Abstract

Freshwater ecosystems are under severe anthropic pressure (e.g. agriculture and mining), which generates adverse effects on the diversity of aquatic insects. We evaluated the insect community in streams impacted by agriculture and mining, and determined how these activities affected the community. We studied six streams in Caldas (Colombia), two with mining and two with agriculture impact. We collected the insects using a Surber net with three replicates per substrate (fine sediment, stones, and litter). In total, 12 502 aquatic insects were collected. The most representative genera were Baetodes, Simulium, and Cricotopus (57.7 %). Streams with agricultural activity had lower aquatic insects diversity than mining impact (F2,309 = 21.82, p = 0.001). The agriculture areas presented a structure dominated by Simulium and Cricotopus (Diptera, pollution-tolerant morphospecies). Baetodes dominated in stones substrate, Cricotopus in sediment, and Simulium and Cricotopus dominated in litter (F2,309 = 2.84, p = 0.001). Therefore, both factors (impact and substrate type) are being important in determining the diversity of aquatic insects. Our results suggested that agricultural activity has a higher impact on the diversity of aquatic insects, which may be associated with the loss of riparian vegetation.

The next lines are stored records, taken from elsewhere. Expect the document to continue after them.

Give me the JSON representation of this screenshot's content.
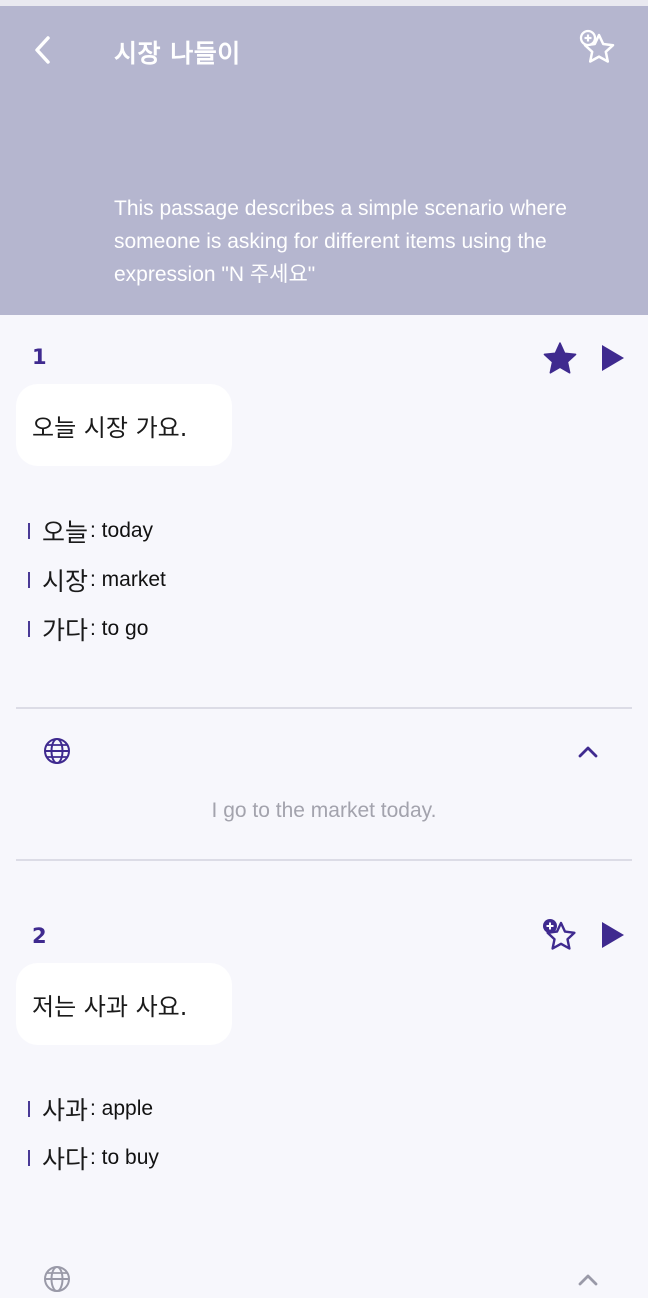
{
  "header": {
    "title": "시장 나들이",
    "description": "This passage describes a simple scenario where someone is asking for different items using the expression \"N 주세요\""
  },
  "colors": {
    "header_bg": "#b5b6cf",
    "accent": "#3f2a8f",
    "page_bg": "#f7f7fc",
    "translation_text": "#a3a3ad"
  },
  "icons": {
    "back": "chevron-left-icon",
    "favorite_header": "star-add-outline-icon",
    "favorited": "star-filled-icon",
    "add_favorite": "star-add-outline-icon",
    "play": "play-icon",
    "translate": "globe-icon",
    "collapse": "chevron-up-icon"
  },
  "sentences": [
    {
      "number": "1",
      "text": "오늘 시장 가요.",
      "favorited": true,
      "vocab": [
        {
          "word": "오늘",
          "meaning": ": today"
        },
        {
          "word": "시장",
          "meaning": ": market"
        },
        {
          "word": "가다",
          "meaning": ": to go"
        }
      ],
      "translation": "I go to the market today.",
      "expanded": true
    },
    {
      "number": "2",
      "text": "저는 사과 사요.",
      "favorited": false,
      "vocab": [
        {
          "word": "사과",
          "meaning": ": apple"
        },
        {
          "word": "사다",
          "meaning": ": to buy"
        }
      ]
    }
  ]
}
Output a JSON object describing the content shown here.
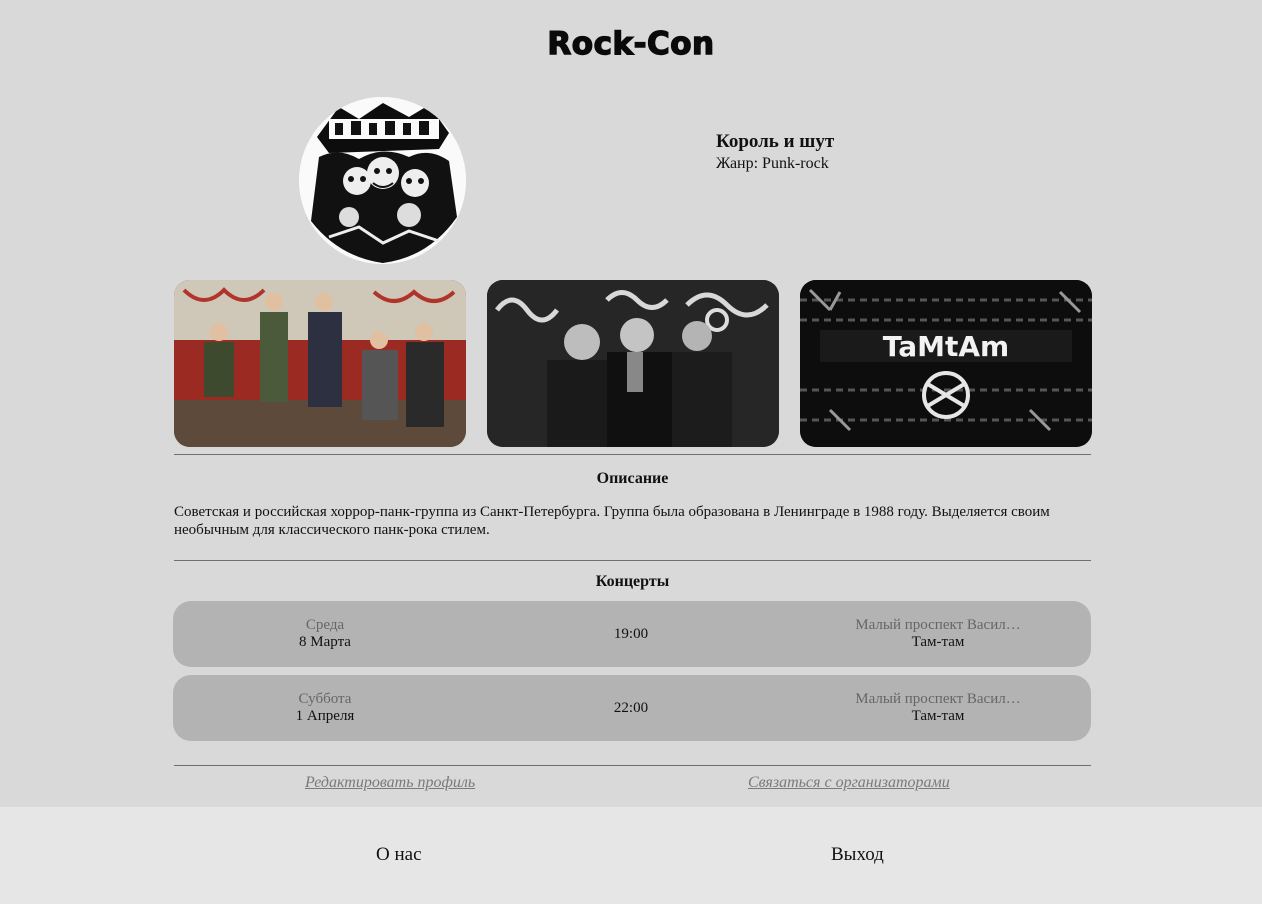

Keywords: aquatic ecosystems, Colombian Andes, anthropic disturbance, benthic insects.